PROBLEM DESCRIPTION:
Return only the number of lines in the data below where the word "contain" appears.

MATERIAL SUPPLIED:

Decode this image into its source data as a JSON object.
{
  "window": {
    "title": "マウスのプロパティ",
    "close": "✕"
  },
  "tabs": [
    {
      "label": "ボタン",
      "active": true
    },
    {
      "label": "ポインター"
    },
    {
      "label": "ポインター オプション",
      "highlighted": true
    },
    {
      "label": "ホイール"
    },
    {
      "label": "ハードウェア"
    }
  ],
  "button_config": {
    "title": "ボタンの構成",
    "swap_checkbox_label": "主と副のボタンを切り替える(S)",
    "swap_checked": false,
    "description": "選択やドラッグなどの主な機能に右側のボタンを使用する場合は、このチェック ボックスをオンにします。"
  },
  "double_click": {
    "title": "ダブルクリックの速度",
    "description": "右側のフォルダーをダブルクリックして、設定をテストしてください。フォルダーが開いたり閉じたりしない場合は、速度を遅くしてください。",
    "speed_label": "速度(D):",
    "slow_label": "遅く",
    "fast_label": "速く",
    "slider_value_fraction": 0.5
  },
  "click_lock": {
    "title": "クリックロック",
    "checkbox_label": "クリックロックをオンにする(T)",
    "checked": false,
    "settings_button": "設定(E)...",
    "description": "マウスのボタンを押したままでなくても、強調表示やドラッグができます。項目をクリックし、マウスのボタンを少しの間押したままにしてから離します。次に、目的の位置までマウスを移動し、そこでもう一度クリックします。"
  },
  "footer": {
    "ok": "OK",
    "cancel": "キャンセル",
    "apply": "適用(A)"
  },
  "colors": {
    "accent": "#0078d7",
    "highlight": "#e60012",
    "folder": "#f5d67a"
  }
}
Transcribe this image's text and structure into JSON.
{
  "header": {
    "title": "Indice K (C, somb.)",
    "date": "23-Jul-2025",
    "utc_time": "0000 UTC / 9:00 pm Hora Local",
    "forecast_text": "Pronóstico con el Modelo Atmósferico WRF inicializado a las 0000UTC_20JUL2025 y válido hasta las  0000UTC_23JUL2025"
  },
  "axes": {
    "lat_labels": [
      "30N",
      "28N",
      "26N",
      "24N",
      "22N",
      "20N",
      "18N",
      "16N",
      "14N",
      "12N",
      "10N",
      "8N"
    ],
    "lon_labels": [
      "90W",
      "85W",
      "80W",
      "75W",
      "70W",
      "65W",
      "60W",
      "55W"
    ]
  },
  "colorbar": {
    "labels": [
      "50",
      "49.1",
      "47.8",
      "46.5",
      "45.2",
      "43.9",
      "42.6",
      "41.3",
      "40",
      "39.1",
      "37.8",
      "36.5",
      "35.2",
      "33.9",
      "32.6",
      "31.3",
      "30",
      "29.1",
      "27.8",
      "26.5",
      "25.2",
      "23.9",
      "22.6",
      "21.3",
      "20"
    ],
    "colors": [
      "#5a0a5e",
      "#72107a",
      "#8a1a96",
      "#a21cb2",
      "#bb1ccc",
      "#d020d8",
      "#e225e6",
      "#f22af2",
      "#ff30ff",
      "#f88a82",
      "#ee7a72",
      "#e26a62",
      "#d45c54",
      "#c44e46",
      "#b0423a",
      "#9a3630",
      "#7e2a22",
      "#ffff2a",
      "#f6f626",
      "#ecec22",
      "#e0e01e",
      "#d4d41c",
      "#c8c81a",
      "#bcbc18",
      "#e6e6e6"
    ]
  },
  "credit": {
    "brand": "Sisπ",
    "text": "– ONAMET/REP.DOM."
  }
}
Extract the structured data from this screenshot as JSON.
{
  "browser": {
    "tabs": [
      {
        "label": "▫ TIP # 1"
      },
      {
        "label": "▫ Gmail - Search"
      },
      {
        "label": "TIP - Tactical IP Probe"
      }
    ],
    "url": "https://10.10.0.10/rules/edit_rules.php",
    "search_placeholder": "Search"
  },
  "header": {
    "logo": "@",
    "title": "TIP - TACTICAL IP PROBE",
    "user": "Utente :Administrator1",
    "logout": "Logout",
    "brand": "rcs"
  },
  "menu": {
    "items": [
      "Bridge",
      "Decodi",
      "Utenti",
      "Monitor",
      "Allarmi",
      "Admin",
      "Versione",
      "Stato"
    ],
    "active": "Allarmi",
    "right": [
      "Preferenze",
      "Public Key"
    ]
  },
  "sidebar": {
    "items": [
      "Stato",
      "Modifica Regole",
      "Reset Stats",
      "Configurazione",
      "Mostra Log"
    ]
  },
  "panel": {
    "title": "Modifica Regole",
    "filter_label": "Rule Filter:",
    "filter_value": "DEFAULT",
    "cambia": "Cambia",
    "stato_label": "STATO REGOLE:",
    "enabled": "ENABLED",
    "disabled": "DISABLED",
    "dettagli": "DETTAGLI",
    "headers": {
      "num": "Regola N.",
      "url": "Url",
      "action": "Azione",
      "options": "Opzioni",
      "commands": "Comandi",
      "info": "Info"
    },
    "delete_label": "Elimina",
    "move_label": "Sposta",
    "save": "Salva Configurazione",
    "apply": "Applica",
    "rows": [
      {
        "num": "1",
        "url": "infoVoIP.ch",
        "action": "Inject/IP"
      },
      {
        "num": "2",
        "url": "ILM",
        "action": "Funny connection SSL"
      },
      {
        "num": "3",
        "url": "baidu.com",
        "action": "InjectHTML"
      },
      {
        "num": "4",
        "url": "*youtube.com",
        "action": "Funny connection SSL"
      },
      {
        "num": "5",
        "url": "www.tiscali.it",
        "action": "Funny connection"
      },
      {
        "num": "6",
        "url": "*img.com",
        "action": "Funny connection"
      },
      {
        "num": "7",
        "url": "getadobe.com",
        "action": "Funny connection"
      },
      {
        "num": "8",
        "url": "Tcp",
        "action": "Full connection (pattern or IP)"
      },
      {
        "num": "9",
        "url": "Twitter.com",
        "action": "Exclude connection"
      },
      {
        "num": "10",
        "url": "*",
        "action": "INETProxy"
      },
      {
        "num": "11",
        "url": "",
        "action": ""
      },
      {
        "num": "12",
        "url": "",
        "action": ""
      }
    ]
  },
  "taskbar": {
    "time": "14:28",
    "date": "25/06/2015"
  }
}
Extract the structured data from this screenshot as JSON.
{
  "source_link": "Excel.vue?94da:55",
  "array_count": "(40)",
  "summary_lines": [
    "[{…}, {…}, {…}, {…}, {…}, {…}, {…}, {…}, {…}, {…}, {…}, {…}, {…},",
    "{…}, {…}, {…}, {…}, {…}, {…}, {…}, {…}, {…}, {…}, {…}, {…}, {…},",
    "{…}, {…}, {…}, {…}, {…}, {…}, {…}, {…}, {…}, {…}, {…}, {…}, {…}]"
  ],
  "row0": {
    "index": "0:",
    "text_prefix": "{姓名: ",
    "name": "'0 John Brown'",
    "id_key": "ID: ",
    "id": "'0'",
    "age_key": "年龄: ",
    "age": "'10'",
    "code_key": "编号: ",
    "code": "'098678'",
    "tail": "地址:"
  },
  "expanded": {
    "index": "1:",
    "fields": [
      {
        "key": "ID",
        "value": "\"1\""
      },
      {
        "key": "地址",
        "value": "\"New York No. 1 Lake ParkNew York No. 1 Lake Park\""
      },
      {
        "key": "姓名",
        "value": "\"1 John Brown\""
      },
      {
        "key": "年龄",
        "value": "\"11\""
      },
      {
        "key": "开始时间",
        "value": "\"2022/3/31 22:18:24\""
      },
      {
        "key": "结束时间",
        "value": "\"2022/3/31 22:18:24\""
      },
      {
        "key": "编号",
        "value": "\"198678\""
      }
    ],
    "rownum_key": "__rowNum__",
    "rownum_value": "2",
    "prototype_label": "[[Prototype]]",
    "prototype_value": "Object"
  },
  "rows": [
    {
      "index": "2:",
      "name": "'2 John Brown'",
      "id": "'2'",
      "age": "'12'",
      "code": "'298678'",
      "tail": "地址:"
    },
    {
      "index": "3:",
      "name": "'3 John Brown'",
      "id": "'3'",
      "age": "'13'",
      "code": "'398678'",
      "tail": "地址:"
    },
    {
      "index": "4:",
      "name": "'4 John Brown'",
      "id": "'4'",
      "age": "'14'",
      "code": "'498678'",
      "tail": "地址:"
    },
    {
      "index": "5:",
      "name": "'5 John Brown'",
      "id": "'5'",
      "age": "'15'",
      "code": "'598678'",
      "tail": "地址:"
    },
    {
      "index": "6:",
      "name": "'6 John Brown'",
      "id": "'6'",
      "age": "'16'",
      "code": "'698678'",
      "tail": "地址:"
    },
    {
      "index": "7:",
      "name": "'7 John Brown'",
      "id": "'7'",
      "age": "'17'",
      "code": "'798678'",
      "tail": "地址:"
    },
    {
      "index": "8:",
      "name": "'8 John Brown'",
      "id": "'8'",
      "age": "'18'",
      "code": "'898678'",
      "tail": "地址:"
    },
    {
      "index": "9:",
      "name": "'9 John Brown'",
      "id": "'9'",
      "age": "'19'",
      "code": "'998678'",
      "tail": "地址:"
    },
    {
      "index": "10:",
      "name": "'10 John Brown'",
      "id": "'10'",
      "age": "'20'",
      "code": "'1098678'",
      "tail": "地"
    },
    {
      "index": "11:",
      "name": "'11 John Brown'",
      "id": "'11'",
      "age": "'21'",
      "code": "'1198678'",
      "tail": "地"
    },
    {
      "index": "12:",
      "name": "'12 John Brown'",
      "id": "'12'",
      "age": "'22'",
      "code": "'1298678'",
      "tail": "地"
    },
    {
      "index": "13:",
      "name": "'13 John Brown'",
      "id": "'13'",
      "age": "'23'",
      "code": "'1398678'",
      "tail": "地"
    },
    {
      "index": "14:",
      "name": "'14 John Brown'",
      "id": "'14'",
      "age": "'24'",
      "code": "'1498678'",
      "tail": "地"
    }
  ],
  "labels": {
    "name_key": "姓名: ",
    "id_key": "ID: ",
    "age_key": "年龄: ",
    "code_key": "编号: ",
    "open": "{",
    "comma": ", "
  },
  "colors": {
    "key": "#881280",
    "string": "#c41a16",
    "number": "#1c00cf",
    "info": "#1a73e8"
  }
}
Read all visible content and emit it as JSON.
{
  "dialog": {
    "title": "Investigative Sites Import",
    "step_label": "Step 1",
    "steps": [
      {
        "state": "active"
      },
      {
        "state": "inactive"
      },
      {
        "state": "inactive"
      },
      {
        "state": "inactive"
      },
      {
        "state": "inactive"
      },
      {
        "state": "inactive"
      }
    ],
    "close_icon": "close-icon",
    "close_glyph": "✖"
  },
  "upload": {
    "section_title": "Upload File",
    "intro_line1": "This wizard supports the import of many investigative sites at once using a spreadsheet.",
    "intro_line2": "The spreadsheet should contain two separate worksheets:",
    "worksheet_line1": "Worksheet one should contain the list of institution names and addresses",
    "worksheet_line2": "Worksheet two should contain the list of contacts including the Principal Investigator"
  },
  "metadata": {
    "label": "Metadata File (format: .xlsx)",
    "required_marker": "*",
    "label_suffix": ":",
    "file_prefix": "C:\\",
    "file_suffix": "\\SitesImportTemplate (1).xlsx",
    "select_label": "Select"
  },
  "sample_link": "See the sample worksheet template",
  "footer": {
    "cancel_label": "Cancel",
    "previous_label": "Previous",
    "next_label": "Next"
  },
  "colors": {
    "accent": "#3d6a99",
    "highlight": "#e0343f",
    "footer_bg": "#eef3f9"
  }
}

OUTPUT BELOW:
3